The recently proposed American Privacy Rights Act of 2024 accomplishes this in part, but is much broader than the proposal put forward by ACI. Overall, the legislation has some good, some bad, and some areas for improvement.


  • Definitions: The definitions rightfully acknowledge differences between data types and allow for different requirements for sensitive and non-sensitive data. Additionally, the term “covered data” excludes de-identified (anonymized) information and inferences made from public sources. This narrow(er) focus allows the regulations to better target data that isn’t already somewhat protected through anonymization or publicly available.  
  • Data Minimization: In line with ACI’s data privacy principles, data minimization allows consumers the ability to opt-out of collection, maintenance, or transferring data to third parties. This section provides needed flexibility with exclusions that range from market research to data security and compliance with other laws.
  • Transparency: Informed consumer consent is another essential principle for consumer-centered data privacy. This section requires simple explanations of data practices, notifications when these practices change, and the opportunity to opt-out.  An additional bonus is that the public statement of data practices allows for the FTC to pursue action against companies that don’t adhere to their standards.  
  • Relation to Other Laws: Creating preemption is crucial to avoid the patchwork of different laws that currently exist. This patchwork creates estimated annual business compliance costs of anywhere between $98 and $112 billion.
  • Termination of FTC Rulemaking on Commercial Surveillance and Data Security: Creating a data privacy law is the role of Congress.
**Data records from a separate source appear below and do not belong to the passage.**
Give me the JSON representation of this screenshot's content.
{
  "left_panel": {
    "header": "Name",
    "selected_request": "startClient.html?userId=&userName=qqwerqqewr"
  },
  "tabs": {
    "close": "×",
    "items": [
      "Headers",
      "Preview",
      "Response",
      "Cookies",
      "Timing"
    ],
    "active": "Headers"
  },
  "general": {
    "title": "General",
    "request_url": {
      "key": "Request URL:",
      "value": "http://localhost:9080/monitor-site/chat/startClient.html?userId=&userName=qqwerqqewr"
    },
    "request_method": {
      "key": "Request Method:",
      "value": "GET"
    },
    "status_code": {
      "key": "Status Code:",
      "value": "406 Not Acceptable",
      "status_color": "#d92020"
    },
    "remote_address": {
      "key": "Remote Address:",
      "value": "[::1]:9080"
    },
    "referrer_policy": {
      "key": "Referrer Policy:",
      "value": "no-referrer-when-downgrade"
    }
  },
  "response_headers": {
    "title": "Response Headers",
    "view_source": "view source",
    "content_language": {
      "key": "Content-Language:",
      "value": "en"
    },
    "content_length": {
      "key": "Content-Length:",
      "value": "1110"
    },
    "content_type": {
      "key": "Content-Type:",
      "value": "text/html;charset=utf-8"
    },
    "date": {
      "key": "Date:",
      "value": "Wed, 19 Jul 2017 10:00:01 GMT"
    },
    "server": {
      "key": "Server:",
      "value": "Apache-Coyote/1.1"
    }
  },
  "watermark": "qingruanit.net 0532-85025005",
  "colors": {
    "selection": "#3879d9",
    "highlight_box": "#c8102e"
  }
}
Supplanting agency efforts with this legislation protects the proper role of both entities.


  • Definitions: Small businesses are excluded from the definition of covered entity. This is common in data privacy legislation intending to alleviate compliance burdens on firms that aren’t as financially secure. However, from the consumer perspective, harm from privacy violations or data leaks is still harmful even if a small business causes it.
  • Individual Control over Data: Under this section, businesses would be required to release data to consumers and upon request correct, delete, and notify third parties of the request.  The provision does include a beneficial carve-out for derived data – inferences made by the company — if doing so would jeopardize a trade secret.
  • Commission Approved Compliance Guidelines: The FTC is a logical choice for enforcement. However, the agency is increasingly losing its reputation as a non-political enforcer that particularly focuses on tech companies. Granting enforcement, rulemaking, and guidance to the agency, without a push for agency reform, will result in over-prosecution that targets legitimate business practices and mission creep that grows a costly bureaucracy.

Proposed Changes

  • Definitions: Rather than excluding small businesses from data privacy requirements, Section 9 should be altered to allow for small businesses to develop processes that are right for them and remove the carve-out.
  • Definitions: Currently derived data is excluded if taken from multiple public sources. This definition should be updated to exclude derived data that is de-identified, from a public source, or a combination of both.
  • Data Minimization: In addition to the current provisions, lawmakers should consider a rolling deletion requirement that excludes de-identified and derived data.
  • Individual Control over Data: Allowing a consumer to view, correct, delete, and track where their data has been sent is in-line with a consumer-centric approach. However, mandating that companies facilitate the transfer of data would require tech companies to essentially provide highly desired resources to their competitors. Given other provisions in the bill, consumer provision of data would be well informed, requiring the transfer goes beyond consumer protection. This aspect should be removed.
  • Inference with Consumer Rights: A key shortcoming of the term dark patterns is that it lacks a clear definition and there is a significant gray area between deception and user experience. The legislation already mandates that the “option to refuse consent shall be at least as prominent as the option to accept, and the option to refuse consent shall take the same number of steps or fewer as the option to accept.” Since this requirement already covers truly deceitful practices this section should be removed.
  • Enforcement by Individuals: Creating a private right of action creates incentives to flood the courts with lawsuits that benefit trial attorneys but do not benefit consumers. In Illinois, the Biometric Information Privacy Act has a private right of action and on average individuals receive only $506 per case while plaintiff law firms receive $11.5 million. State agencies already can pursue violations and the FTC can offer compensation. This feature is duplicative and should be removed.
  • Enforcement by Individuals: Limited preemption carve-outs should be removed.

Tirzah Duren is the Vice President of Policy and Research at the American Consumer Institute, a nonprofit educational and research organization. You can follow her on Twitter @ConsumerPal.